WHAT YOU ARE ASKED TO DO ▸
Line by line, retype the whole listing exactly.

ENTRIES SHOWN ▸
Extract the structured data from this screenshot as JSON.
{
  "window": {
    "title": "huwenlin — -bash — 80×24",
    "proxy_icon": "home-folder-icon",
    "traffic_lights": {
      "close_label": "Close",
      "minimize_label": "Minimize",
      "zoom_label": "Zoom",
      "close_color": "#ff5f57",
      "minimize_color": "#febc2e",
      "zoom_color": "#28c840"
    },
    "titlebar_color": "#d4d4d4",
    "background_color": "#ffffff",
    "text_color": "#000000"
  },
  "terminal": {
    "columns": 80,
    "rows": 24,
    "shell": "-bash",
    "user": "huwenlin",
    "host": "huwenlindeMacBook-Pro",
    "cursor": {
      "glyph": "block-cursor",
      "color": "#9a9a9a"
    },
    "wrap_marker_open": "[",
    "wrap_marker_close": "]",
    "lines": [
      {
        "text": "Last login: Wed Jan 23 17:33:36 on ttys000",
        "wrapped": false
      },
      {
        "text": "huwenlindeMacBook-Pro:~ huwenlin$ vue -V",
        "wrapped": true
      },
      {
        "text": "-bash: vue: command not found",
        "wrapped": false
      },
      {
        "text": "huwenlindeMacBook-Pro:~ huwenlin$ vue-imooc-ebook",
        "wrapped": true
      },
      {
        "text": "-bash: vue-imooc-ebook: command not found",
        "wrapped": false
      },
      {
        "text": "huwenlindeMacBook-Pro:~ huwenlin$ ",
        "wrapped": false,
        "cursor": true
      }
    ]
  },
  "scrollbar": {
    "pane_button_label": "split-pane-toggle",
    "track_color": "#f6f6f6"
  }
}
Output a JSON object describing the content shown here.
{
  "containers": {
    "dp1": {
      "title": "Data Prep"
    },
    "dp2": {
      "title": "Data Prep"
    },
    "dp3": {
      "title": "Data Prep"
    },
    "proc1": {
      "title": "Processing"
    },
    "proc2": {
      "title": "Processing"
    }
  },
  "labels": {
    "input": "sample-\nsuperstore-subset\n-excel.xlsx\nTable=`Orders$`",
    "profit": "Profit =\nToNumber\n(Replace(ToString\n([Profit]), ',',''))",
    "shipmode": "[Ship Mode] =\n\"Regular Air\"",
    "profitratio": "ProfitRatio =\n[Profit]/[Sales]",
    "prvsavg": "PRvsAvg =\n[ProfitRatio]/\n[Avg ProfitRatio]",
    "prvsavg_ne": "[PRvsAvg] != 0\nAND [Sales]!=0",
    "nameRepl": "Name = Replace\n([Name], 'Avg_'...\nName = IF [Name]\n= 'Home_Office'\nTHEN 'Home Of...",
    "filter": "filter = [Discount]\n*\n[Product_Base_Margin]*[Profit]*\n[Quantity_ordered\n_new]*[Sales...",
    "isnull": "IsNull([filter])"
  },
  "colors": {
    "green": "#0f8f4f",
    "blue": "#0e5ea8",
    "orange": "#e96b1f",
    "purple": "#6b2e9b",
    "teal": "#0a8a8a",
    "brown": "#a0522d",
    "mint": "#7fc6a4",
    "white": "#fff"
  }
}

ANSWER FOR THE TASK ▸
Extract the structured data from this screenshot as JSON.
{
  "window": {
    "title": "huwenlin — -bash — 80×24",
    "proxy_icon": "home-folder-icon",
    "traffic_lights": {
      "close_label": "Close",
      "minimize_label": "Minimize",
      "zoom_label": "Zoom",
      "close_color": "#ff5f57",
      "minimize_color": "#febc2e",
      "zoom_color": "#28c840"
    },
    "titlebar_color": "#d4d4d4",
    "background_color": "#ffffff",
    "text_color": "#000000"
  },
  "terminal": {
    "columns": 80,
    "rows": 24,
    "shell": "-bash",
    "user": "huwenlin",
    "host": "huwenlindeMacBook-Pro",
    "cursor": {
      "glyph": "block-cursor",
      "color": "#9a9a9a"
    },
    "wrap_marker_open": "[",
    "wrap_marker_close": "]",
    "lines": [
      {
        "text": "Last login: Wed Jan 23 17:33:36 on ttys000",
        "wrapped": false
      },
      {
        "text": "huwenlindeMacBook-Pro:~ huwenlin$ vue -V",
        "wrapped": true
      },
      {
        "text": "-bash: vue: command not found",
        "wrapped": false
      },
      {
        "text": "huwenlindeMacBook-Pro:~ huwenlin$ vue-imooc-ebook",
        "wrapped": true
      },
      {
        "text": "-bash: vue-imooc-ebook: command not found",
        "wrapped": false
      },
      {
        "text": "huwenlindeMacBook-Pro:~ huwenlin$ ",
        "wrapped": false,
        "cursor": true
      }
    ]
  },
  "scrollbar": {
    "pane_button_label": "split-pane-toggle",
    "track_color": "#f6f6f6"
  }
}
Output a JSON object describing the content shown here.
{
  "containers": {
    "dp1": {
      "title": "Data Prep"
    },
    "dp2": {
      "title": "Data Prep"
    },
    "dp3": {
      "title": "Data Prep"
    },
    "proc1": {
      "title": "Processing"
    },
    "proc2": {
      "title": "Processing"
    }
  },
  "labels": {
    "input": "sample-\nsuperstore-subset\n-excel.xlsx\nTable=`Orders$`",
    "profit": "Profit =\nToNumber\n(Replace(ToString\n([Profit]), ',',''))",
    "shipmode": "[Ship Mode] =\n\"Regular Air\"",
    "profitratio": "ProfitRatio =\n[Profit]/[Sales]",
    "prvsavg": "PRvsAvg =\n[ProfitRatio]/\n[Avg ProfitRatio]",
    "prvsavg_ne": "[PRvsAvg] != 0\nAND [Sales]!=0",
    "nameRepl": "Name = Replace\n([Name], 'Avg_'...\nName = IF [Name]\n= 'Home_Office'\nTHEN 'Home Of...",
    "filter": "filter = [Discount]\n*\n[Product_Base_Margin]*[Profit]*\n[Quantity_ordered\n_new]*[Sales...",
    "isnull": "IsNull([filter])"
  },
  "colors": {
    "green": "#0f8f4f",
    "blue": "#0e5ea8",
    "orange": "#e96b1f",
    "purple": "#6b2e9b",
    "teal": "#0a8a8a",
    "brown": "#a0522d",
    "mint": "#7fc6a4",
    "white": "#fff"
  }
}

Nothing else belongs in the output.